Where is home for you?
RH: I currently live in Lehi, Utah, a smaller town near the Salt Lake Valley. While spending the majority of my life here I have lived many places and done a fair amount of travel. Even with all that I keep finding myself here because of the beauty and ruggedness of the desert.
When did you start making photographs?
RH: I remember the day. I was 4. My mother was working in her studio being a commercial and portrait photographer, handed me a polorid land camera, black and white, and said go make something with this. I still have some of the images I made that day and I have to say it freaks me out a bit that there are significant parallels to my work today.
Do you have any formal training in Photography?

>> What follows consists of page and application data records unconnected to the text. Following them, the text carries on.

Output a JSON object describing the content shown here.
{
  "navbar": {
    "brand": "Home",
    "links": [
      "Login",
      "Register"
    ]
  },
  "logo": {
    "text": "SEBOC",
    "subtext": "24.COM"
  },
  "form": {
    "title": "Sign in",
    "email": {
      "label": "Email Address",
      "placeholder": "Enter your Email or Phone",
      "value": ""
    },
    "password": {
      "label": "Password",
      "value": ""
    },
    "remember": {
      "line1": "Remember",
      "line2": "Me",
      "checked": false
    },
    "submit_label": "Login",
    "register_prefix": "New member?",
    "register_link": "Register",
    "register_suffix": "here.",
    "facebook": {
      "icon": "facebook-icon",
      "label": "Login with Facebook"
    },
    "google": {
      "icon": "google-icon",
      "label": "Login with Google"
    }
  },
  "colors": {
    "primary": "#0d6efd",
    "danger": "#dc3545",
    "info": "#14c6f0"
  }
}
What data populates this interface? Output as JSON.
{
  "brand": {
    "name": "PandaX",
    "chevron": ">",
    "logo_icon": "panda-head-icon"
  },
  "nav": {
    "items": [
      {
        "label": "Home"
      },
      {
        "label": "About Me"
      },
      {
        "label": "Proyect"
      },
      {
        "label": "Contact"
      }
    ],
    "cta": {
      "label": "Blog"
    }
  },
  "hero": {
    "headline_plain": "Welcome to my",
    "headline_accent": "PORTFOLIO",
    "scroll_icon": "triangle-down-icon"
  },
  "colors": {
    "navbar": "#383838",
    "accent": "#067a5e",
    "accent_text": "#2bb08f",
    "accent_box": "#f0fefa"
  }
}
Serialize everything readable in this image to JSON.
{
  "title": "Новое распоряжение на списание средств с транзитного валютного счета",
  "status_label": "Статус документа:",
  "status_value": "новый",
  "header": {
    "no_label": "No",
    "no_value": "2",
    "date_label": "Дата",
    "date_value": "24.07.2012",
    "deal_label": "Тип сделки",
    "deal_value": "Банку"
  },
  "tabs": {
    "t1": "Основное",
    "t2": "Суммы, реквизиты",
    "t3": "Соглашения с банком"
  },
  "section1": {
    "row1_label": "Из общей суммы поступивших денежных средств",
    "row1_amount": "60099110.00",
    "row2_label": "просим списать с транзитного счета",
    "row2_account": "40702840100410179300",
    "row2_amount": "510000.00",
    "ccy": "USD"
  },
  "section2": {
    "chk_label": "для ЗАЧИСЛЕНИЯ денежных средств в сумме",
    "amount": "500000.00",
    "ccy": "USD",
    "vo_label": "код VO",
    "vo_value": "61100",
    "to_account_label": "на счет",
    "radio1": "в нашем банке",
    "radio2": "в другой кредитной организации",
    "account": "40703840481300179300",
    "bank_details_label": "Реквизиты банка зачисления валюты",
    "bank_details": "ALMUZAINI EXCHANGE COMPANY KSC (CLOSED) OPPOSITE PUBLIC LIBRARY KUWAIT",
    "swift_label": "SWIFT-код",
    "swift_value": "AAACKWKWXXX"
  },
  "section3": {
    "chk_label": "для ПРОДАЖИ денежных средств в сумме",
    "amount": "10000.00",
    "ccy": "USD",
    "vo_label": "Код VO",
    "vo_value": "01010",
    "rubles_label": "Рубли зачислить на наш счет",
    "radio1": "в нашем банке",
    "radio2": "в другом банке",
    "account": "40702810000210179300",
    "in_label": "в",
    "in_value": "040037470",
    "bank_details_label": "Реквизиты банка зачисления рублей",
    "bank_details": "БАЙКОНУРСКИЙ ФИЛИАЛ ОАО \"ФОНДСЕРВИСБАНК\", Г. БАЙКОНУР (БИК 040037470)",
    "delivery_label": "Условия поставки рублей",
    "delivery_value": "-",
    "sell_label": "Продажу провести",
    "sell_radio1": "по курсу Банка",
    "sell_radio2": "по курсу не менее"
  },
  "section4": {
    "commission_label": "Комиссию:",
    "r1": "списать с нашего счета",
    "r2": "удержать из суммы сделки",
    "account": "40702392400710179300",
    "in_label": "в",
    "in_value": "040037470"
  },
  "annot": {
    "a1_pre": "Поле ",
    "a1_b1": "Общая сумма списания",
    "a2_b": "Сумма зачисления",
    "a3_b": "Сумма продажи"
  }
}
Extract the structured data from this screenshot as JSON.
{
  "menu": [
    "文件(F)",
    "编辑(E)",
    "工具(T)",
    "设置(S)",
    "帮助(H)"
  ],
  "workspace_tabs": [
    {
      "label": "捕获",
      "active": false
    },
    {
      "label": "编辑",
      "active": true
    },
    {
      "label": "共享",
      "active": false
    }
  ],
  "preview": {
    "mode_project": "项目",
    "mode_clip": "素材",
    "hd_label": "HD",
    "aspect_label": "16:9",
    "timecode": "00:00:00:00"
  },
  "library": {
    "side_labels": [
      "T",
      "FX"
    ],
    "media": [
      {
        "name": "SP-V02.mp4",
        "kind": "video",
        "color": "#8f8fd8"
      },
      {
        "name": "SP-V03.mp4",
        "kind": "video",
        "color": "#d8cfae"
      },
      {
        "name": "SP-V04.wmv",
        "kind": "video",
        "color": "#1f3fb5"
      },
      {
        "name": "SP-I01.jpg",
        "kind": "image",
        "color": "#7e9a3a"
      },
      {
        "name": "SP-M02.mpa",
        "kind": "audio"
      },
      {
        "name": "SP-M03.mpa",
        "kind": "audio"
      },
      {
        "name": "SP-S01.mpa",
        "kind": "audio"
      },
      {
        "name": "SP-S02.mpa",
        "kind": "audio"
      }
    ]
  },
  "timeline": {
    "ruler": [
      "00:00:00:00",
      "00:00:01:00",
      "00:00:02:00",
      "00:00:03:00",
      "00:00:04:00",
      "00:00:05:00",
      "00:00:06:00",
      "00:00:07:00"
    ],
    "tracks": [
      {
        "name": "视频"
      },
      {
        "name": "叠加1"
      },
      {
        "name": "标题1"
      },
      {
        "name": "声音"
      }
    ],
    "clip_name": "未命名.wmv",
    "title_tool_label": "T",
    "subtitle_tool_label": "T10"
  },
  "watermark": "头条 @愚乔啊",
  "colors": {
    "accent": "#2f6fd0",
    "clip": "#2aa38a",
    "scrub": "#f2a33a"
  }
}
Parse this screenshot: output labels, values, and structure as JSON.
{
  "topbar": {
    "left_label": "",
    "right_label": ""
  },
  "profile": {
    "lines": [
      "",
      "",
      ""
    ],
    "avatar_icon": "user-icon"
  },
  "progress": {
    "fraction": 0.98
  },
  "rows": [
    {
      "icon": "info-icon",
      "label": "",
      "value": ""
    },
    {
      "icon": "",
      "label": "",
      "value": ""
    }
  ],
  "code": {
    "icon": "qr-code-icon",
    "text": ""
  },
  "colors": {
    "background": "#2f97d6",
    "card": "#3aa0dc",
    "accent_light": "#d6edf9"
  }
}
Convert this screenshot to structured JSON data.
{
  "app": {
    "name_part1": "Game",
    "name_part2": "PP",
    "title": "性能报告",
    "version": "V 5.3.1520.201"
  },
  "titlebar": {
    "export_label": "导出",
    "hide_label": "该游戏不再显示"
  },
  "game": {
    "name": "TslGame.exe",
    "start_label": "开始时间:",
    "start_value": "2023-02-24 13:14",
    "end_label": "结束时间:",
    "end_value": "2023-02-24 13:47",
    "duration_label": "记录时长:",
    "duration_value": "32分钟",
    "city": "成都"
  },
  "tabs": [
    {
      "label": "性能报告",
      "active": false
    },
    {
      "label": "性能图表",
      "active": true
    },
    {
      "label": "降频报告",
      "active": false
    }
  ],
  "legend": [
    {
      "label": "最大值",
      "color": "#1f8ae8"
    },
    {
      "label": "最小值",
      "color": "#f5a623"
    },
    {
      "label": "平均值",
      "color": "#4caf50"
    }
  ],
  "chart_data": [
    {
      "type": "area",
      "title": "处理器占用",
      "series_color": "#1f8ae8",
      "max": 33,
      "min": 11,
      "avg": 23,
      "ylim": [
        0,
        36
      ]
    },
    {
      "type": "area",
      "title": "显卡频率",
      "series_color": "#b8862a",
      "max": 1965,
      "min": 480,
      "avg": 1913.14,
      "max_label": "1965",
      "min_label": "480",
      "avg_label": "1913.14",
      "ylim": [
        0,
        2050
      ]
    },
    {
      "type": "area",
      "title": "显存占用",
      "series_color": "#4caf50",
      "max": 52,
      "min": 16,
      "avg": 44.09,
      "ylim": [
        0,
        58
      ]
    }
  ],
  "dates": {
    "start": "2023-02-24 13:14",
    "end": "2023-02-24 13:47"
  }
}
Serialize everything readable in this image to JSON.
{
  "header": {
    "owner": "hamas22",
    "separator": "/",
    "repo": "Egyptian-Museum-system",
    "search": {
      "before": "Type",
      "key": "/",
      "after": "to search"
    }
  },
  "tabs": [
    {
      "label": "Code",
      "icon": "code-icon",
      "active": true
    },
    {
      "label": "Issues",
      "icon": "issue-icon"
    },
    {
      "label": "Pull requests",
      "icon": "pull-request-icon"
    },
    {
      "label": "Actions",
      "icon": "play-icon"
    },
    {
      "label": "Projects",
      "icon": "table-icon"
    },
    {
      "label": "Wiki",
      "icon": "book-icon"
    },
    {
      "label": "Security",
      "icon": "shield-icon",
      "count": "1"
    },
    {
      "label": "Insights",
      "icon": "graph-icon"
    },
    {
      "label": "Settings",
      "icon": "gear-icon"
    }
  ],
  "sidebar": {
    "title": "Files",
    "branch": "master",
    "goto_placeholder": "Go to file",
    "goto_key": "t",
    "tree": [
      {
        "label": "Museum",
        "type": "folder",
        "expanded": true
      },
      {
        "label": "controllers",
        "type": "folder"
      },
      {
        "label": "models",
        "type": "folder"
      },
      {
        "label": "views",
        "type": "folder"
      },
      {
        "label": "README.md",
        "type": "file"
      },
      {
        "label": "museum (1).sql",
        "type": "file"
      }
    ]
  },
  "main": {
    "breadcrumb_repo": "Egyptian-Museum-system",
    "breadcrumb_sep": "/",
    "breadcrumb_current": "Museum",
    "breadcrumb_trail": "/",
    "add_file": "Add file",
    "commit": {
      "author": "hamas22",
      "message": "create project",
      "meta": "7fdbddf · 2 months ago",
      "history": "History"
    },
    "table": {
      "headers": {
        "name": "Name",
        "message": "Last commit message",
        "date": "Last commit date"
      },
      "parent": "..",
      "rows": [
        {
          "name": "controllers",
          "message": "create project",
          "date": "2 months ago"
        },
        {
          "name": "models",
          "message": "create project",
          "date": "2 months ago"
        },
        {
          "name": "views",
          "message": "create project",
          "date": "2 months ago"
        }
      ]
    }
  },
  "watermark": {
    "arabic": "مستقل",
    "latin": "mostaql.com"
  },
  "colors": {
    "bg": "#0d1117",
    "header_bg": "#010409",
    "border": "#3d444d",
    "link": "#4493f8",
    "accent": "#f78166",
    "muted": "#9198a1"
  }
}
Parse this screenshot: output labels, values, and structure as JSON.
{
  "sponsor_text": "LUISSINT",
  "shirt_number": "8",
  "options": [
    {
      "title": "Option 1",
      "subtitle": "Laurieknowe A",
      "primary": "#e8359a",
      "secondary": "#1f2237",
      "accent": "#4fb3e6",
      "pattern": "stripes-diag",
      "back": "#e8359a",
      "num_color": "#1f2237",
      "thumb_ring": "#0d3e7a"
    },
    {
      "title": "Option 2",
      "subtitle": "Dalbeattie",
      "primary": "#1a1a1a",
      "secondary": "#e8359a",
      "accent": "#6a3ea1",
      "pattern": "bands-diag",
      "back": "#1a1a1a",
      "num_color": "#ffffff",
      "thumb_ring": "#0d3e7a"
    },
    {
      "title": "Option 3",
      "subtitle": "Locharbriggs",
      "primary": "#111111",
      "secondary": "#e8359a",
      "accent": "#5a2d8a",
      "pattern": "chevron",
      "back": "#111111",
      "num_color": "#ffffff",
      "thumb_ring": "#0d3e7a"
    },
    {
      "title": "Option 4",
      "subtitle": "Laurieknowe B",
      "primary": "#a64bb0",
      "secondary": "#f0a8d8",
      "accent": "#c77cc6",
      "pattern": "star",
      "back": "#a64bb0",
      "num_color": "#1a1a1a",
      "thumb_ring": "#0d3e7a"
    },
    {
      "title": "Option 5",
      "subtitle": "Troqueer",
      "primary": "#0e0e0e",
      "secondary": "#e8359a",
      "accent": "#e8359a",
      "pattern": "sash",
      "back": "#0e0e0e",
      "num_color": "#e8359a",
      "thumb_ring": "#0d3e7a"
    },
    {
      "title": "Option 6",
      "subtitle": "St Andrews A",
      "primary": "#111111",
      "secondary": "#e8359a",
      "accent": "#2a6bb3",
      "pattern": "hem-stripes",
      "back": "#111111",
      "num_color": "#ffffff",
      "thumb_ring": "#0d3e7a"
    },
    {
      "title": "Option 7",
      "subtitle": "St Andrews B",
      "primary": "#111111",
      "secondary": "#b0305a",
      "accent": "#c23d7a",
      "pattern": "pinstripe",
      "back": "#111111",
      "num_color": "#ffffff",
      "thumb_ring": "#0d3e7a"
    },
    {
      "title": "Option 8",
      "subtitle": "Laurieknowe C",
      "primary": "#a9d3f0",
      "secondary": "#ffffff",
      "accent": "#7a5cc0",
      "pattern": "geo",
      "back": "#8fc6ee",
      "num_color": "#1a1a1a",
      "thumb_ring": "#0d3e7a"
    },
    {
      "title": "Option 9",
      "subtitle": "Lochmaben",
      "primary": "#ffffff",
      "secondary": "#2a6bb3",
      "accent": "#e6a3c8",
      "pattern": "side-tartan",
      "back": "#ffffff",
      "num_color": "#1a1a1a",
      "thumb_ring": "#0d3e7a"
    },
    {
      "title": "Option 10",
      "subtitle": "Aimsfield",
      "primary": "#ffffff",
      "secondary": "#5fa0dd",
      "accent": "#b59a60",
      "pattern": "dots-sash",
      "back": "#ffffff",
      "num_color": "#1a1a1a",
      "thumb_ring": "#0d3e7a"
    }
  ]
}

RH: I have had the benefit of being taught by 3 generations of my family as well as some of the better known photographers and artists for many years. I love taking and giving workshops and having get-togethers with peers, mentors, and students. No matter how many classes I have attended I am constantly amazed at what I can learn. I an’t recommend enough to others to take some of the resources they spend on equipment and supplies to use it to take a class, any class.
Where do you find inspiration for your photography?
RH: I find inspiration by creation. The more I work the more I see. I have a very hard time sitting about coming up with the next great idea for an image. In fact, I don’t think it’s within me to do so, but when I am out making images I get in a rhythm and the more I work, the more I see.
Why do you choose to photograph in black and white?
RH: The images I create are intended to evoke memory. I want the images to bring back in a rush of emotion the memories of others. Not necessarily those the image itself may represent but I memories that come from the light and texture of the image.
I know you are a large format photographer for the most part, why do you like to use the large format over another format?
RH: Really I feel most at home with an 8x10 view camera. I am happy to use what ever camera I have but in terms of efficiency, we, my camera and I, just seem to fit together. I do find myself using many 19th century processes to bring my images to closure and as with many the older processes are contact only -- can not be enlarged -- I need a negative of respectable size in order to create a decent size print.
What is your biggest challenge when making your work?
RH: Time is the most difficult resource to find. I know of few artists who can support themselves with their art alone. I think those who do find that the pressures of creation have a price to be paid. I may not like a day job compared to my art, but I prefer my art not as a day job.
Do you like to plan where and what you are going to photograph before you go out into the field? Do you do any pre visualization in your capture process?
RH: I will head out to a particular place but I want what I find to surprise me. I find, by the way, it’s not always a nice surprise. I will find there will be something there for me to see. I can see it when I’m there, and I go to the same place over and over to find something different every time I am there. As to pre-visualization, I find that I have developed an eye for the processes I use. I can get an idea of how an image might look through a particular process simply because I have used that process for so many years. I may have an idea upon creation of an image but I am not bound to it in the darkroom.
What excites you most about your work?
RH: Seeing the finished product, something framed. I really dont like the digital capture as I think too many think that once it shows on a computer screen it is a finished image. I couldn’t disagree more. I believe a large part of the value of an image is to see it in ones hands, the art piece itself. Printed in a method respectful of the image. Something in my hands, that’s what excites me.
What do you have planned for the future of your work?
RH: I hope to see it grow in beauty and virtuosity. It’s so much more challenging to create and even more so to create something of beauty. That is the challenge.
Do you have any advice for anyone that wants to start photographing in black and white or large format?
RH: Find your voice. If it leads you to large format, then so be it. Don’t force it. Create so much work that it can’t be ignored. Creation of images to their full fruition, that is the act of art.